Yet the exiles, like many before and many after them, stop and look around and they don't share the same confidence that the prophet does. The community of faith, the people of God, often have moments when we stop and take inventory of the world. And when we do that, we often will echo the sentiments of daughter Zion: "The LORD has forsaken me, my Lord has forgotten me" (v. 14). Despite the promises of reassurance in verse 8-13, the community is uncertain; Zion still has its doubts.
As Ronald J. Allen and Clark M. Williamson point out about this verse:
Reasons for lament are not hard to find. No change had yet taken place in the military and political arrangements of the world. [The LORD's] people were still dispersed at considerable distance from home. In the prevailing theology of the ancient world, these facts made a strong case for the claim that [the LORD] had forgotten the people” (Clark and Williamson, Preaching the Old Testament, 26).Does it not sound a little bit like the world of Jesus, when he and the early church announced the in-breaking kingdom of God? Does it not sound a little bit like our own world today?
God's response to the lament is interesting. God does not downplay the concerns of Zion; God acknowledges the truth of the people's situation (cf. 49:19-21). Yet God's first movement is to reassure, to comfort, to show compassion and offer hope.
And God’s compassion and hope takes on the form of the maternal, a relatively common image for God in Second Isaiah: "Can a woman forget her nursing child, or show no compassion for the child of her womb? Even these may forget, yet I will not forget you" (v. 15). God's love for Israel is compared to "a mother's devotion to her offspring…As profound as the love of a human mother is for her child, Yahweh [sic] the divine mother transcends even this in Yahweh's [sic] love for the city" (Susan Ackerman, "Isaiah" in Women’s Bible Commentary, Expanded Edition, 176).

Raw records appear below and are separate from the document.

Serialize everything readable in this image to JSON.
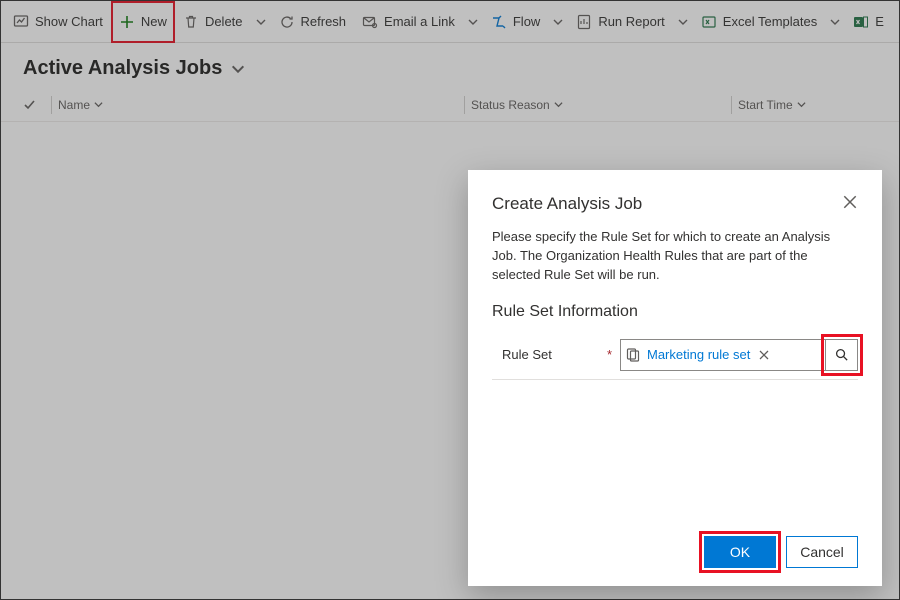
{
  "toolbar": {
    "show_chart": "Show Chart",
    "new": "New",
    "delete": "Delete",
    "refresh": "Refresh",
    "email_link": "Email a Link",
    "flow": "Flow",
    "run_report": "Run Report",
    "excel_templates": "Excel Templates",
    "excel_tail": "E"
  },
  "view": {
    "title": "Active Analysis Jobs"
  },
  "columns": {
    "name": "Name",
    "status": "Status Reason",
    "start": "Start Time"
  },
  "dialog": {
    "title": "Create Analysis Job",
    "body": "Please specify the Rule Set for which to create an Analysis Job. The Organization Health Rules that are part of the selected Rule Set will be run.",
    "section": "Rule Set Information",
    "field_label": "Rule Set",
    "required_marker": "*",
    "selected_value": "Marketing rule set",
    "ok": "OK",
    "cancel": "Cancel"
  }
}
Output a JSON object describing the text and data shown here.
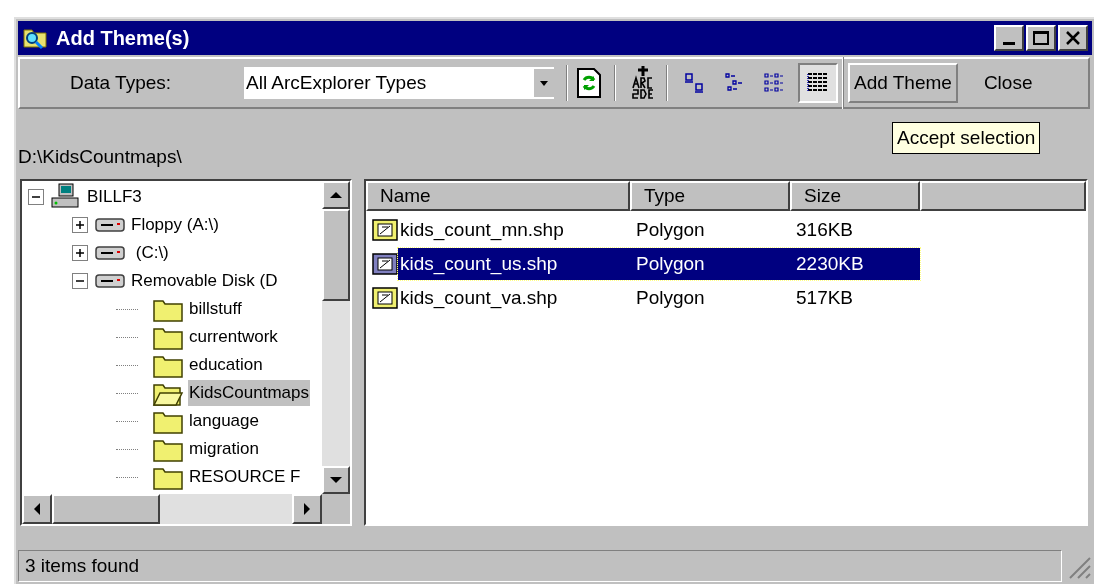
{
  "window": {
    "title": "Add Theme(s)"
  },
  "toolbar": {
    "data_types_label": "Data Types:",
    "data_types_value": "All ArcExplorer Types",
    "view_buttons": [
      {
        "selected": false
      },
      {
        "selected": false
      },
      {
        "selected": false
      },
      {
        "selected": true
      }
    ],
    "buttons": [
      "Add Theme",
      "Close"
    ]
  },
  "tooltip": "Accept selection",
  "path": "D:\\KidsCountmaps\\",
  "tree": [
    {
      "label": "BILLF3",
      "kind": "computer",
      "expanded": true,
      "selected": false,
      "children": [
        {
          "label": "Floppy (A:\\)",
          "kind": "drive",
          "expanded": false,
          "selected": false
        },
        {
          "label": " (C:\\)",
          "kind": "drive",
          "expanded": false,
          "selected": false
        },
        {
          "label": "Removable Disk (D",
          "kind": "drive",
          "expanded": true,
          "selected": false,
          "children": [
            {
              "label": "billstuff",
              "kind": "folder",
              "selected": false
            },
            {
              "label": "currentwork",
              "kind": "folder",
              "selected": false
            },
            {
              "label": "education",
              "kind": "folder",
              "selected": false
            },
            {
              "label": "KidsCountmaps",
              "kind": "folder",
              "selected": true
            },
            {
              "label": "language",
              "kind": "folder",
              "selected": false
            },
            {
              "label": "migration",
              "kind": "folder",
              "selected": false
            },
            {
              "label": "RESOURCE F",
              "kind": "folder",
              "selected": false
            }
          ]
        }
      ]
    }
  ],
  "table": {
    "columns": [
      "Name",
      "Type",
      "Size"
    ],
    "rows": [
      {
        "name": "kids_count_mn.shp",
        "type": "Polygon",
        "size": "316KB",
        "selected": false
      },
      {
        "name": "kids_count_us.shp",
        "type": "Polygon",
        "size": "2230KB",
        "selected": true
      },
      {
        "name": "kids_count_va.shp",
        "type": "Polygon",
        "size": "517KB",
        "selected": false
      }
    ]
  },
  "status_bar": "3 items found"
}
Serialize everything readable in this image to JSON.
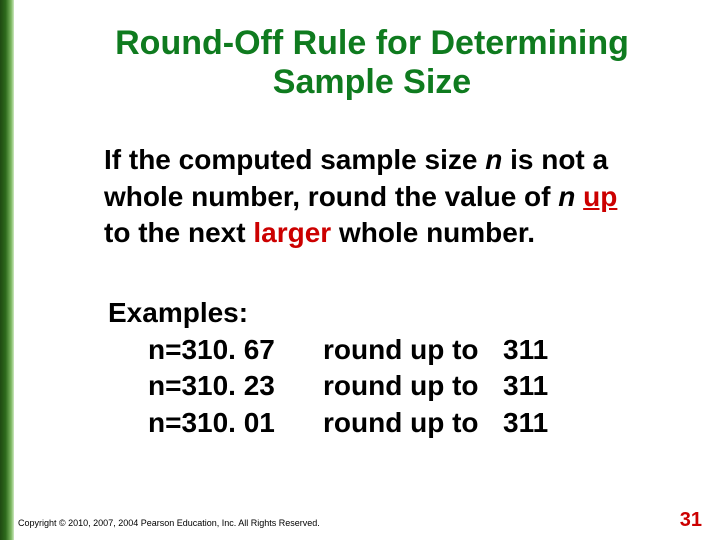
{
  "title": "Round-Off Rule for Determining Sample Size",
  "rule": {
    "t1": "If the computed sample size ",
    "var1": "n",
    "t2": " is not a whole number, round the value of ",
    "var2": "n",
    "t3": " ",
    "up": "up",
    "t4": " to the next ",
    "larger": "larger",
    "t5": " whole number."
  },
  "examples": {
    "heading": "Examples:",
    "rows": [
      {
        "lhs": "n=310. 67",
        "mid": "round up to",
        "rhs": "311"
      },
      {
        "lhs": "n=310. 23",
        "mid": "round up to",
        "rhs": "311"
      },
      {
        "lhs": "n=310. 01",
        "mid": "round up to",
        "rhs": "311"
      }
    ]
  },
  "copyright": "Copyright © 2010, 2007, 2004 Pearson Education, Inc. All Rights Reserved.",
  "page_number": "31"
}
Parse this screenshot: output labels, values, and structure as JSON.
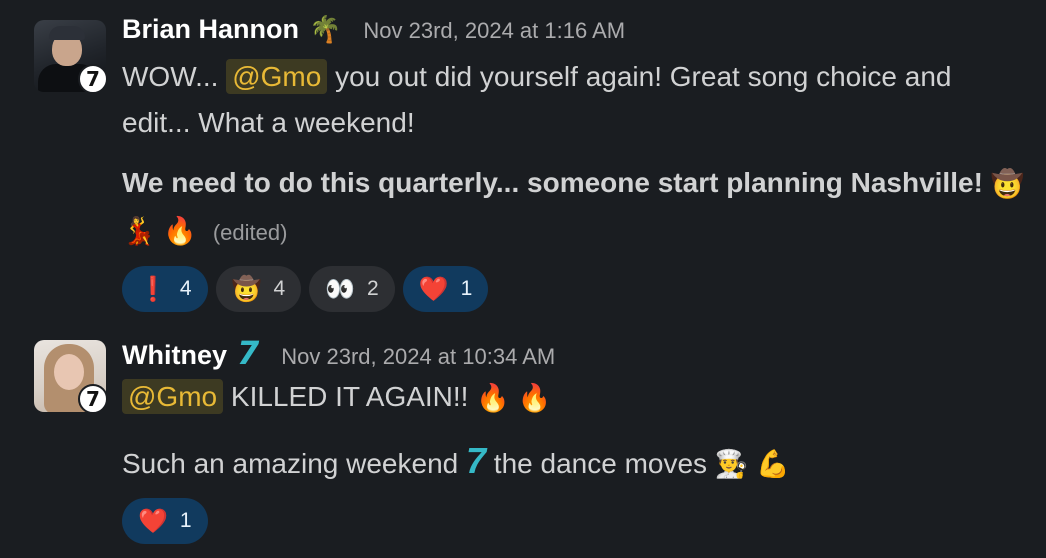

Even when we stop and wonder where the promises are, God continues to extend compassion and hope. Even when we struggle with the state of the world and what is happening in our time, the words of Isaiah continue to remind us of God’s unfailing compassion and love for us. The promises of covenant, of release, of light, of a new exodus-like deliverance from an old existence into a new one filled with promise and blessing and relationship remain before us even when we struggle to see it.
And maybe most importantly, those promises are enacted in us. "Thus says the LORD: In a time of favor I have answered you, on a day of salvation I have helped you; I have kept you and given you as a covenant to the people, to establish the land, to apportion the desolate heritages" (v. 8). In other words, we are to be the servant, the one who is the covenant to the people, who established the land, who apportions out the promises of God.
We are the servants, the agents of the transformation God has promised. So even while we struggle to understand why the transformation is not here yet, we are called to work alongside God to make it happen, bit by bit, moment by moment. We may never achieve it through our own human efforts, but maybe we can make a change in this world through the grace and love of God, the One who has not forgotten or forsaken us but has inscribed us on the palm of God’s hand.